If one is going to solve the Einstein field equations using approximate methods such as the Post-Newtonian expansion, then one should try to choose a coordinate condition which will make the expansion converge as quickly as possible (or at least prevent it from diverging). Similarly, for numerical methods one needs to avoid caustics (coordinate singularities).

Lorentz covariant coordinate conditions[edit]

If one combines a coordinate condition which is Lorentz covariant, such as the harmonic coordinate condition mentioned above, with the Einstein field equations, then one gets a theory which is in some sense consistent with both special and general relativity. Among the simplest examples of such coordinate conditions are these:

  1. g_{\alpha \beta , \gamma} \eta^{\beta \gamma} = k \, g_{\mu \nu , \alpha} \eta^{\mu \nu} \,.
  2. g^{\alpha \beta}{}_{, \beta} = k \, g^{\mu \nu}{}_{, \gamma} \eta_{\mu \nu} \eta^{\alpha \gamma} \,.

where one can fix the constant k to be any convenient value.

Footnotes[edit]

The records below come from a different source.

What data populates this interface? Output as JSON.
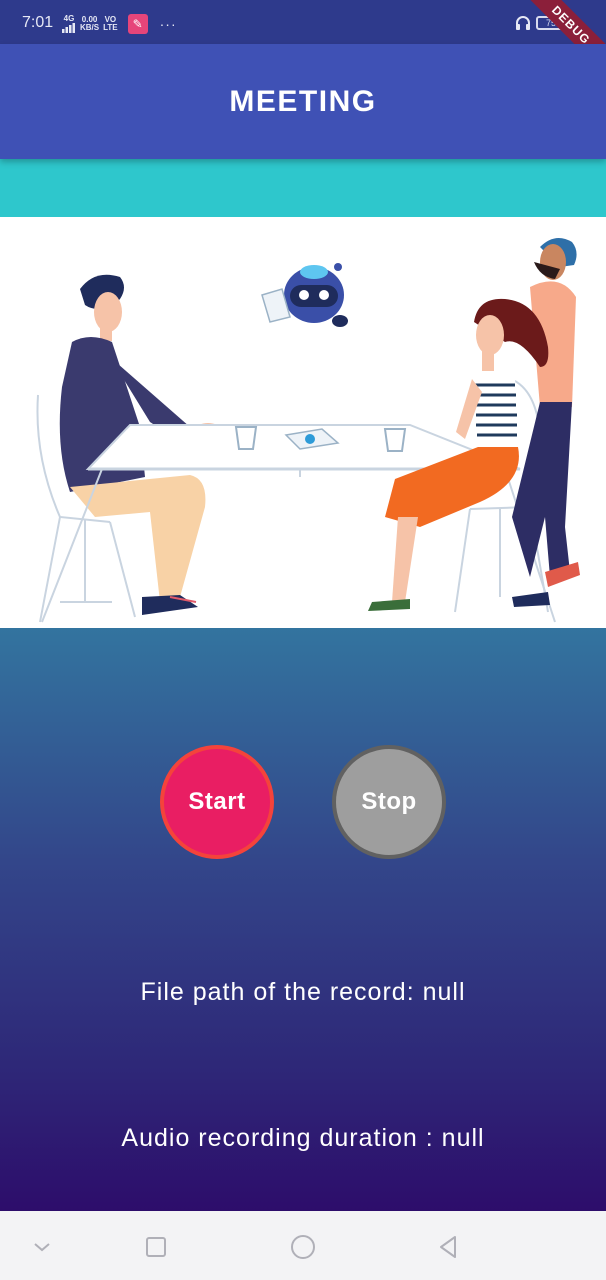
{
  "status_bar": {
    "time": "7:01",
    "network": "4G",
    "speed_value": "0.00",
    "speed_unit": "KB/S",
    "volte_top": "VO",
    "volte_bottom": "LTE",
    "more": "···",
    "battery": "75",
    "debug_label": "DEBUG"
  },
  "app_bar": {
    "title": "MEETING"
  },
  "controls": {
    "start_label": "Start",
    "stop_label": "Stop"
  },
  "info": {
    "file_path": "File path of the record: null",
    "duration": "Audio recording duration : null"
  },
  "colors": {
    "app_bar": "#3f51b5",
    "teal_band": "#2ec7cc",
    "start_button": "#e91e63",
    "stop_button": "#9e9e9e"
  },
  "icons": [
    "signal-icon",
    "headphones-icon",
    "battery-icon",
    "chevron-down-icon",
    "square-icon",
    "circle-icon",
    "back-triangle-icon"
  ]
}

  1. ^ Salam, Abdus et al. Selected Papers of Abdus Salam, page 391 (World Scientific 1994).
  2. ^ Stephani, Hans and Stewart, John. General Relativity, page 20 (Cambridge University Press 1990).
  3. ^ C.-P. Ma and E. Bertschinger (1995). "Cosmological perturbation theory in the synchronous and conformal Newtonian gauges". Astrophysics J. 455: 7–25. arXiv:astro-ph/9506072. Bibcode:1995ApJ...455....7M. doi:10.1086/176550. 
  4. ^ a b Pandey, S.N. “On a Generalized Peres Space-Time,” Indian Journal of Pure and Applied Mathematics (1975) citing Moller, C. The Theory of Relativity (Clarendon Press 1972).
  5. ^ Chandrasekhar, S. The Mathematical Theory of Black Holes, page 302 (Oxford University Press, 1998). Generalizations of the Kerr-Schild conditions have been suggested; e.g. see Hildebrandt, Sergi. “Kerr-Schild and Generalized Metric Motions,” page 22 (Arxiv.org 2002).
  6. ^ Stephani, Hans et al. Exact Solutions of Einstein's Field Equations, page 485 (Cambridge University Press 2003).
  7. ^ Date, Ghanashyam. “Lectures on Introduction to General Relativity”, page 26 (Institute of Mathematical Sciences 2005).